**Exercise description**
Which lines of the entries contain the string "Lorem"? Copy each of them.

*** Data section

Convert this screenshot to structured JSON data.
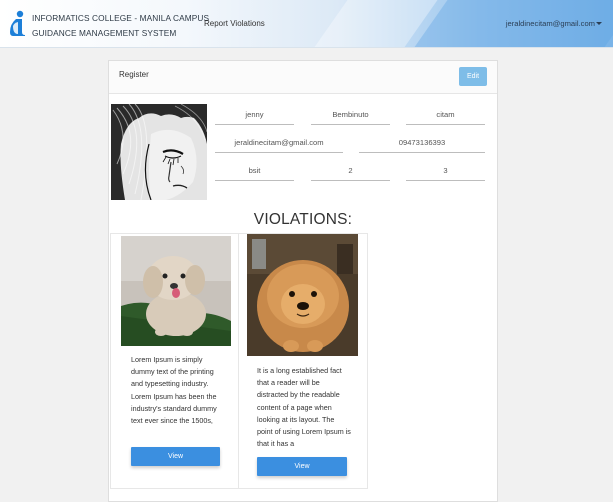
{
  "header": {
    "brand_line1": "INFORMATICS COLLEGE - MANILA CAMPUS",
    "brand_line2": "GUIDANCE MANAGEMENT SYSTEM",
    "nav_report": "Report Violations",
    "user_email": "jeraldinecitam@gmail.com"
  },
  "register": {
    "title": "Register",
    "edit_label": "Edit",
    "fields": {
      "first_name": "jenny",
      "middle_name": "Bembinuto",
      "last_name": "citam",
      "email": "jeraldinecitam@gmail.com",
      "phone": "09473136393",
      "course": "bsit",
      "year": "2",
      "section": "3"
    }
  },
  "violations": {
    "heading": "VIOLATIONS:",
    "items": [
      {
        "description": "Lorem Ipsum is simply dummy text of the printing and typesetting industry. Lorem Ipsum has been the industry's standard dummy text ever since the 1500s,",
        "button_label": "View"
      },
      {
        "description": "It is a long established fact that a reader will be distracted by the readable content of a page when looking at its layout. The point of using Lorem Ipsum is that it has a",
        "button_label": "View"
      }
    ]
  },
  "colors": {
    "edit_button": "#7ebde8",
    "view_button": "#3b8fe0",
    "logo_blue": "#1d7fd8"
  }
}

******

**Written solution**
        "description": "Lorem Ipsum is simply dummy text of the printing and typesetting industry. Lorem Ipsum has been the industry's standard dummy text ever since the 1500s,",
        "description": "It is a long established fact that a reader will be distracted by the readable content of a page when looking at its layout. The point of using Lorem Ipsum is that it has a",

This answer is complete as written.